  • Other error-checking tools: Some kinds of errors do not involve markup, but instead simply involve patterns of characters. XML software does not help address these errors, but it is possible to write other kinds of error-checking tools that will help catch them. Examples might include checking the format of collation formulae, making sure that the values of your page numbers are sequential, or checking the capitalization of titles. Writing such tools requires the help of a programmer, so if they don’t save you measurable work in proofreading, they may not be worth the effort of creating them, but they are worth considering if you work with large quantities of text.
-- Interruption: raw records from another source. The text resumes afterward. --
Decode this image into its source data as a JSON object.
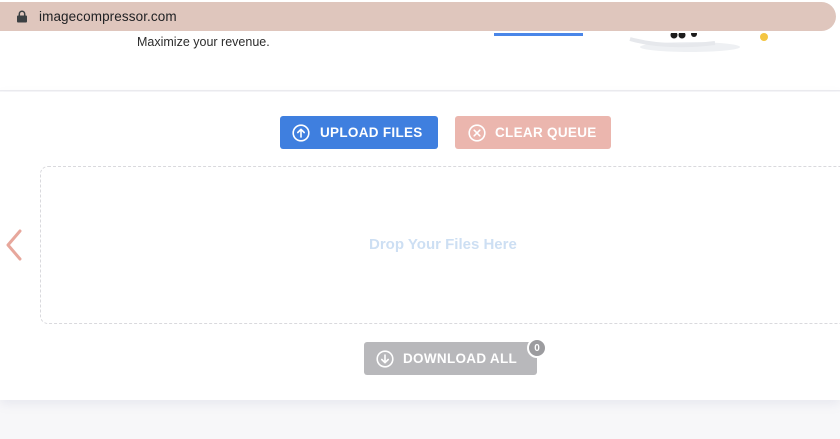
{
  "browser": {
    "url": "imagecompressor.com",
    "icon": "lock-icon"
  },
  "ad": {
    "text": "Maximize your revenue.",
    "accent_color": "#4a86e8"
  },
  "toolbar": {
    "upload_label": "UPLOAD FILES",
    "upload_icon": "arrow-up-circle-icon",
    "upload_color": "#3f7fdf",
    "clear_label": "CLEAR QUEUE",
    "clear_icon": "x-circle-icon",
    "clear_color": "#ebb6ae"
  },
  "dropzone": {
    "text": "Drop Your Files Here"
  },
  "navigation": {
    "prev_icon": "chevron-left-icon",
    "arrow_color": "#e7a79c"
  },
  "download": {
    "label": "DOWNLOAD ALL",
    "icon": "arrow-down-circle-icon",
    "count": "0",
    "color": "#b8b8bb"
  }
}
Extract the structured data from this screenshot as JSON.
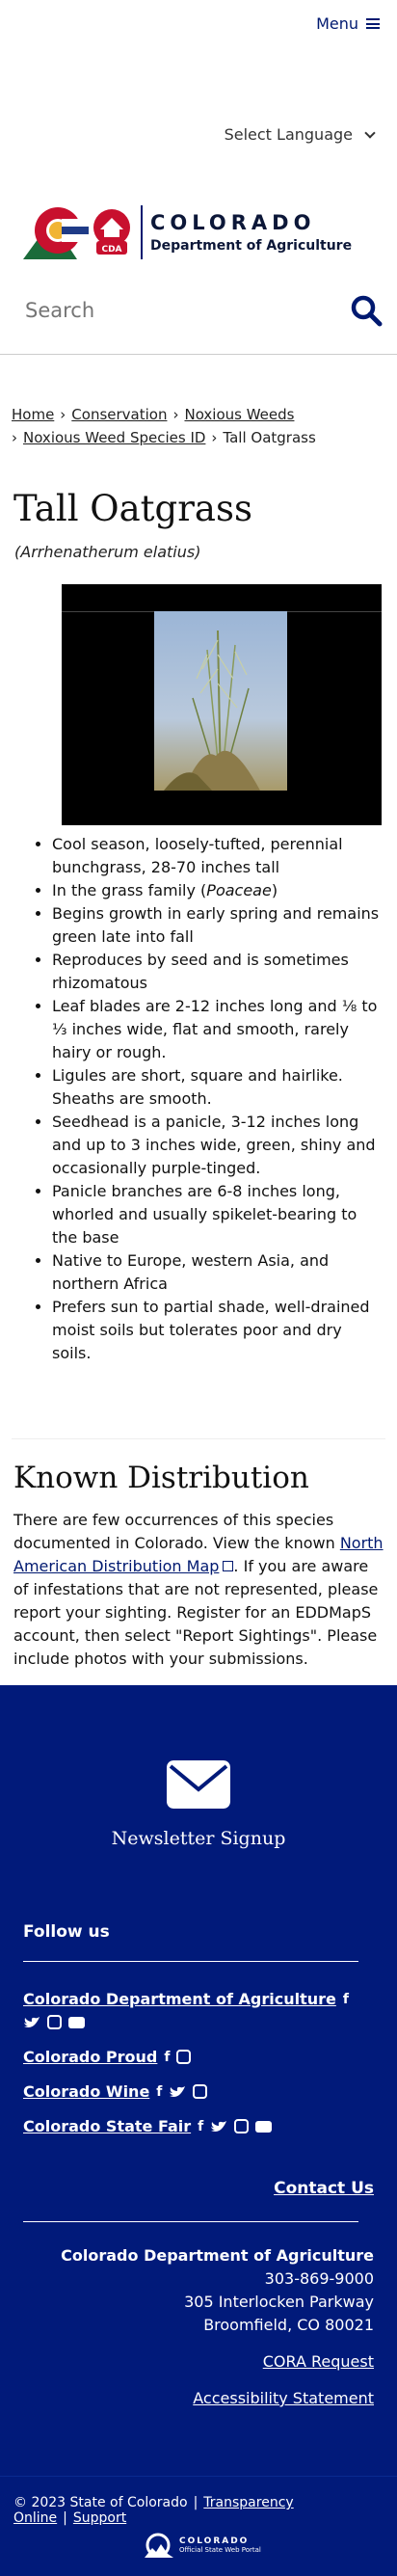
{
  "header": {
    "menu_label": "Menu",
    "language_label": "Select Language",
    "logo": {
      "cda_badge": "CDA",
      "title": "COLORADO",
      "subtitle": "Department of Agriculture"
    },
    "search_placeholder": "Search"
  },
  "breadcrumb": [
    "Home",
    "Conservation",
    "Noxious Weeds",
    "Noxious Weed Species ID",
    "Tall Oatgrass"
  ],
  "page": {
    "title": "Tall Oatgrass",
    "scientific_name": "(Arrhenatherum elatius)",
    "facts": [
      "Cool season, loosely-tufted, perennial bunchgrass, 28-70 inches tall",
      [
        "In the grass family (",
        "Poaceae",
        ")"
      ],
      "Begins growth in early spring and remains green late into fall",
      "Reproduces by seed and is sometimes rhizomatous",
      "Leaf blades are 2-12 inches long and ⅛ to ⅓ inches wide, flat and smooth, rarely hairy or rough.",
      "Ligules are short, square and hairlike. Sheaths are smooth.",
      "Seedhead is a panicle, 3-12 inches long and up to 3 inches wide, green, shiny and occasionally purple-tinged.",
      "Panicle branches are 6-8 inches long, whorled and usually spikelet-bearing to the base",
      "Native to Europe, western Asia, and northern Africa",
      "Prefers sun to partial shade, well-drained moist soils but tolerates poor and dry soils."
    ],
    "distribution": {
      "heading": "Known Distribution",
      "text_1": "There are few occurrences of this species documented in Colorado. View the known ",
      "link": "North American Distribution Map",
      "text_2": ". If you are aware of infestations that are not represented, please report your sighting. Register for an EDDMapS account, then select \"Report Sightings\". Please include photos with your submissions."
    }
  },
  "footer": {
    "newsletter_label": "Newsletter Signup",
    "follow_heading": "Follow us",
    "social": [
      {
        "name": "Colorado Department of Agriculture",
        "icons": [
          "facebook-icon",
          "twitter-icon",
          "instagram-icon",
          "youtube-icon"
        ]
      },
      {
        "name": "Colorado Proud",
        "icons": [
          "facebook-icon",
          "instagram-icon"
        ]
      },
      {
        "name": "Colorado Wine",
        "icons": [
          "facebook-icon",
          "twitter-icon",
          "instagram-icon"
        ]
      },
      {
        "name": "Colorado State Fair",
        "icons": [
          "facebook-icon",
          "twitter-icon",
          "instagram-icon",
          "youtube-icon"
        ]
      }
    ],
    "contact_label": "Contact Us",
    "address": {
      "name": "Colorado Department of Agriculture",
      "phone": "303-869-9000",
      "street": "305 Interlocken Parkway",
      "city": "Broomfield, CO 80021"
    },
    "cora_link": "CORA Request",
    "accessibility_link": "Accessibility Statement",
    "copyright": "© 2023 State of Colorado",
    "transparency_link": "Transparency Online",
    "support_link": "Support",
    "state_logo": {
      "title": "COLORADO",
      "subtitle": "Official State Web Portal"
    },
    "colors": {
      "background": "#011a7a",
      "text": "#ffffff"
    }
  }
}
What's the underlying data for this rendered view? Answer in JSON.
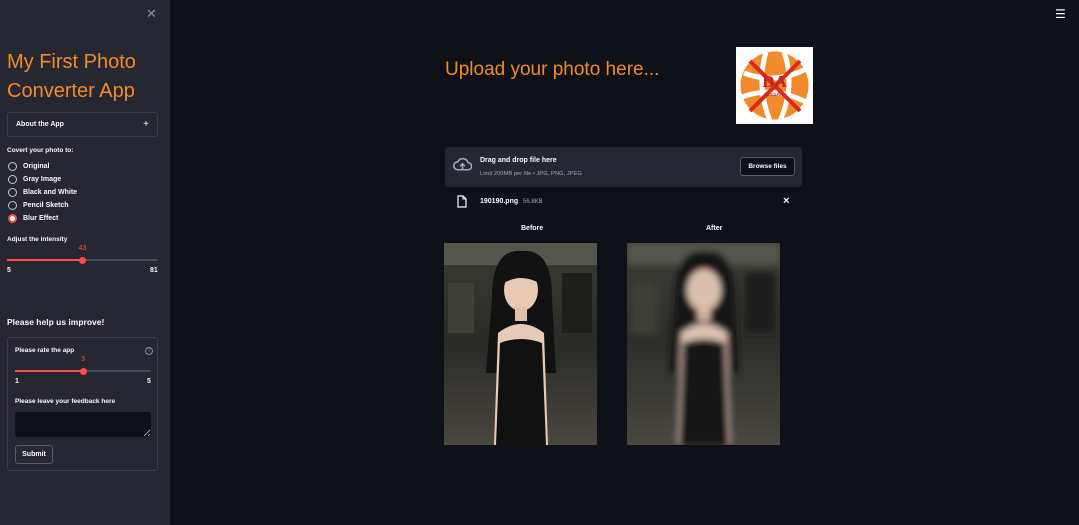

  • Hand checking: the final resort, and one for which there is ultimately no substitute, is having a human being check the encoding by reading it. This is the only way to ascertain that the elements used are the correct ones, that the text is being accurately and adequately represented by the markup, and that the encoding approach is consistent from text to text. This kind of checking is more important the more complex and detailed the encoding is; if your schema allows only a few elements, the opportunities for error are much fewer than if you are dealing with hundreds of options. Similarly, if your encoding requires interpretation or judgment on the part of your encoders, there will be a greater need to make sure they all reach consistent conclusions. (However, it is worth pointing out that simpler encoding does not necessarily lead to greater accuracy: a bored encoder is often less apt to pay attention or to care about the outcome, whereas someone who is being challenged may well do a better job overall.) Such checking most often takes the form of a final review stage once the encoding is complete, and the resulting feedback can be a valuable part of encoder training. However, it is an expensive process and hence may be a luxury for many projects. It also requires that the project have someone on the staff with the requisite expertise and available time to carry out the review, and this is undoubtedly a rarity.